“Feedback is the breakfast of champions.” – Ken Blanchard
We are all doing the best that we can, so hearing negative feedback can be, at times, quite painful, especially if it hits one of our triggers, which is an experience that we haven’t healed from our past. It can also hurt if the tone is harsh or if the feedback is given publicly. These are all things to consider if you find yourself in a position where you need to give someone negative feedback too.
So, how do you accept feedback graciously?
1. Know that it may not be easy for the person who is giving you the feedback. Many people do not like confrontation, and this is very uncomfortable for many.
2. If you have asked for feedback, do not defend yourself. Listen to the other person. Reframe their feedback to make sure you understand what they are saying. Ask clarifying questions, if you are unclear.
3. Be sure to thank the person who is providing the feedback. Once we are grown-ups, we are not usually in relationships where people give us regular feedback.
Growing up, our moms tell us, “Stand up straight,“ “Don’t talk with your mouth full,” “Elbows off the table.” Now…not so much. Maybe you didn’t get the job, because the employer is afraid that you are uncoachable. When you applied for the job and followed-up with the employer, did you find yourself arguing about their job requirements? If this is your attitude before you get the job, how about afterward? This is not to say that you can’t state your opinion or be true to yourself but know the right time and place. Arguing before you get the job is not a great idea. Once you have the job, you will begin to understand the group dynamics and hopefully form collaborative relationships with the team and your boss. Team work makes the dream work as they say.
If you are a career changer or someone with a lot of experience, you bring a lot of value to the workplace and, most likely, a strong opinion of how things should be done. You too will want to vet the work culture to see if they are open to suggestions if this is important to you. If you accept the job, you may need to prepare yourself for different processes. Stay open. Who knows? You may prefer this way more than the way you’ve been doing things.
9. Doing Extra
“There are no traffic jams along the extra mile.” – Roger Staubach
The best employees go above and beyond the call of duty. A quick note of caution: make sure that the extra work you are doing is not stepping on anyone else’s toes. If you are doing something outside of your job description, be sure to run your idea by your manager and ask for feedback.
Most managers appreciate employees who see problems, have solutions, and actually work to implement the solutions.
10. Being Prepared
“Expect the best, plan for the worst and prepare to be surprised.” – Denis Waitley
I am always surprised at how many people don’t bring a notebook and pen to a meeting. This is the day and age of information overload, yet people don’t write things down. Bring a pen and paper wherever you go. Write things down. There are actually studies which link memory and writing things down. Writing it down helps you remember even if you don’t refer back to your notes.
You may notice that your energy is spent worrying. You may be worried about all the things you have to remember to do. Write them down.
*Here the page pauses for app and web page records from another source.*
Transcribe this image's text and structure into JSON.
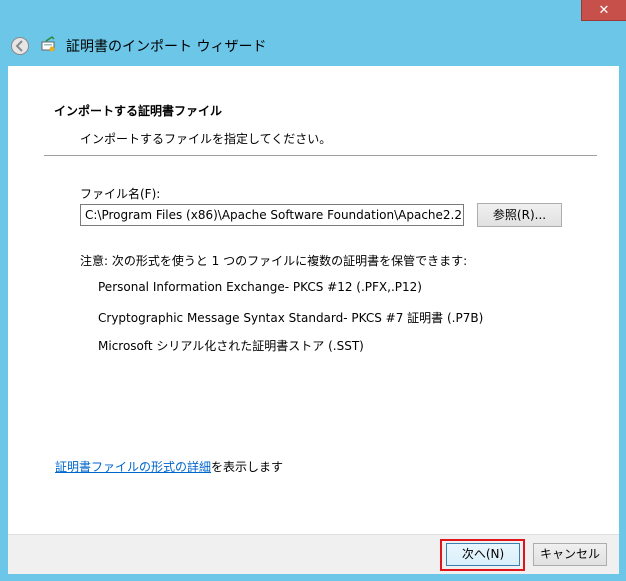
{
  "titlebar": {
    "close_glyph": "✕"
  },
  "header": {
    "title": "証明書のインポート ウィザード"
  },
  "page": {
    "section_title": "インポートする証明書ファイル",
    "section_desc": "インポートするファイルを指定してください。",
    "file_label": "ファイル名(F):",
    "file_value": "C:\\Program Files (x86)\\Apache Software Foundation\\Apache2.2",
    "browse_label": "参照(R)...",
    "note": "注意: 次の形式を使うと 1 つのファイルに複数の証明書を保管できます:",
    "formats": [
      "Personal Information Exchange- PKCS #12 (.PFX,.P12)",
      "Cryptographic Message Syntax Standard- PKCS #7 証明書 (.P7B)",
      "Microsoft シリアル化された証明書ストア (.SST)"
    ],
    "details_link": "証明書ファイルの形式の詳細",
    "details_suffix": "を表示します"
  },
  "footer": {
    "next_label": "次へ(N)",
    "cancel_label": "キャンセル"
  },
  "colors": {
    "frame": "#6bc6e8",
    "close": "#c7504a",
    "highlight": "#e0141b",
    "link": "#0066cc"
  },
  "icons": {
    "back": "back-arrow-icon",
    "wizard": "certificate-wizard-icon"
  }
}
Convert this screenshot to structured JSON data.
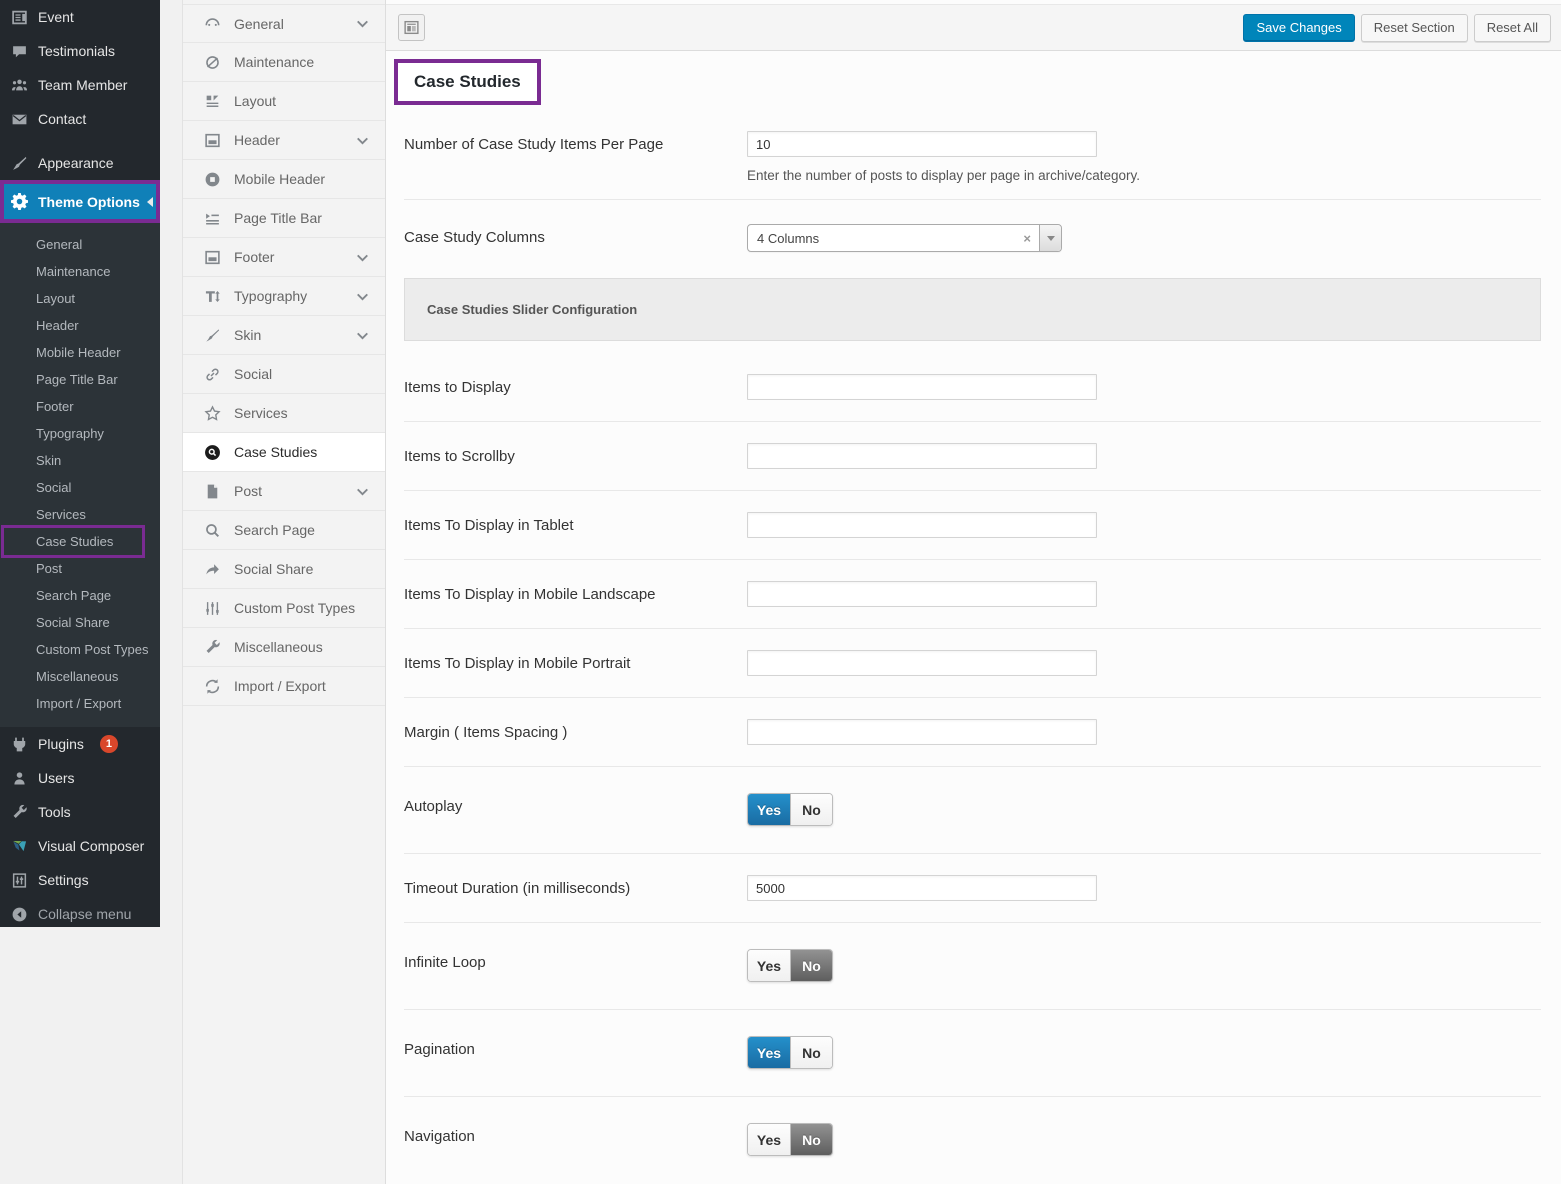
{
  "admin_sidebar": {
    "top_items": [
      {
        "label": "Event",
        "icon": "event-icon"
      },
      {
        "label": "Testimonials",
        "icon": "testimonials-icon"
      },
      {
        "label": "Team Member",
        "icon": "team-member-icon"
      },
      {
        "label": "Contact",
        "icon": "contact-icon"
      }
    ],
    "appearance": {
      "label": "Appearance",
      "icon": "appearance-icon"
    },
    "theme_options": {
      "label": "Theme Options",
      "icon": "gear-icon"
    },
    "submenu": [
      "General",
      "Maintenance",
      "Layout",
      "Header",
      "Mobile Header",
      "Page Title Bar",
      "Footer",
      "Typography",
      "Skin",
      "Social",
      "Services",
      "Case Studies",
      "Post",
      "Search Page",
      "Social Share",
      "Custom Post Types",
      "Miscellaneous",
      "Import / Export"
    ],
    "submenu_highlighted": "Case Studies",
    "bottom_items": [
      {
        "label": "Plugins",
        "icon": "plugin-icon",
        "badge": "1"
      },
      {
        "label": "Users",
        "icon": "users-icon"
      },
      {
        "label": "Tools",
        "icon": "tools-icon"
      },
      {
        "label": "Visual Composer",
        "icon": "visual-composer-icon"
      },
      {
        "label": "Settings",
        "icon": "settings-icon"
      },
      {
        "label": "Collapse menu",
        "icon": "collapse-icon",
        "dim": true
      }
    ]
  },
  "options_menu": {
    "items": [
      {
        "label": "General",
        "icon": "general-icon",
        "expandable": true
      },
      {
        "label": "Maintenance",
        "icon": "maintenance-icon"
      },
      {
        "label": "Layout",
        "icon": "layout-icon"
      },
      {
        "label": "Header",
        "icon": "header-icon",
        "expandable": true
      },
      {
        "label": "Mobile Header",
        "icon": "mobile-header-icon"
      },
      {
        "label": "Page Title Bar",
        "icon": "page-title-bar-icon"
      },
      {
        "label": "Footer",
        "icon": "footer-icon",
        "expandable": true
      },
      {
        "label": "Typography",
        "icon": "typography-icon",
        "expandable": true
      },
      {
        "label": "Skin",
        "icon": "skin-icon",
        "expandable": true
      },
      {
        "label": "Social",
        "icon": "social-icon"
      },
      {
        "label": "Services",
        "icon": "services-icon"
      },
      {
        "label": "Case Studies",
        "icon": "case-studies-icon",
        "active": true
      },
      {
        "label": "Post",
        "icon": "post-icon",
        "expandable": true
      },
      {
        "label": "Search Page",
        "icon": "search-icon"
      },
      {
        "label": "Social Share",
        "icon": "social-share-icon"
      },
      {
        "label": "Custom Post Types",
        "icon": "custom-post-types-icon"
      },
      {
        "label": "Miscellaneous",
        "icon": "miscellaneous-icon"
      },
      {
        "label": "Import / Export",
        "icon": "import-export-icon"
      }
    ]
  },
  "toolbar": {
    "save_label": "Save Changes",
    "reset_section_label": "Reset Section",
    "reset_all_label": "Reset All"
  },
  "page": {
    "title": "Case Studies"
  },
  "form": {
    "rows": [
      {
        "type": "text",
        "label": "Number of Case Study Items Per Page",
        "value": "10",
        "help": "Enter the number of posts to display per page in archive/category.",
        "divider": true
      },
      {
        "type": "select",
        "label": "Case Study Columns",
        "value": "4 Columns",
        "divider": false
      },
      {
        "type": "section",
        "label": "Case Studies Slider Configuration"
      },
      {
        "type": "text",
        "label": "Items to Display",
        "value": "",
        "divider": true
      },
      {
        "type": "text",
        "label": "Items to Scrollby",
        "value": "",
        "divider": true
      },
      {
        "type": "text",
        "label": "Items To Display in Tablet",
        "value": "",
        "divider": true
      },
      {
        "type": "text",
        "label": "Items To Display in Mobile Landscape",
        "value": "",
        "divider": true
      },
      {
        "type": "text",
        "label": "Items To Display in Mobile Portrait",
        "value": "",
        "divider": true
      },
      {
        "type": "text",
        "label": "Margin ( Items Spacing )",
        "value": "",
        "divider": true
      },
      {
        "type": "toggle",
        "label": "Autoplay",
        "options": [
          "Yes",
          "No"
        ],
        "value": "Yes",
        "divider": true
      },
      {
        "type": "text",
        "label": "Timeout Duration (in milliseconds)",
        "value": "5000",
        "divider": true
      },
      {
        "type": "toggle",
        "label": "Infinite Loop",
        "options": [
          "Yes",
          "No"
        ],
        "value": "No",
        "divider": true
      },
      {
        "type": "toggle",
        "label": "Pagination",
        "options": [
          "Yes",
          "No"
        ],
        "value": "Yes",
        "divider": true
      },
      {
        "type": "toggle",
        "label": "Navigation",
        "options": [
          "Yes",
          "No"
        ],
        "value": "No",
        "divider": false
      }
    ]
  },
  "colors": {
    "accent_blue": "#1080b8",
    "button_blue": "#0085ba",
    "highlight_purple": "#7a2b92",
    "toggle_blue": "#1f7fb7",
    "toggle_gray": "#6e6e6e",
    "badge_red": "#d9472b"
  }
}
You may notice that, even if you don’t consciously check the task off your to-do list, it will get done. Look back at your notes and see how many items were on your list and are now complete.
It may be helpful to have a “catch-all” notebook. Put all your thoughts in the notebook and then redistribute them appropriately. For example, maybe you note your expenses in your catch-all journal and then transfer them to your budget notebook, where they will be easier to find. Review your notes before relevant meetings.
If you are going to a meeting, make a list of the tasks you need to complete before the meeting. Make a list of items you need to bring to the meeting. Review past notes, if relevant, and, of course, make sure you are on time.
“To change your life, change your habits.” – Unknown
I think that you will agree, with some effort, all of these qualities can be learned and implemented into your routine. Why not take one at a time and keep adding on until they all come naturally to you?
You may enjoy my free checklist: 35 Simple Little Ideas to Make Your Life Better Today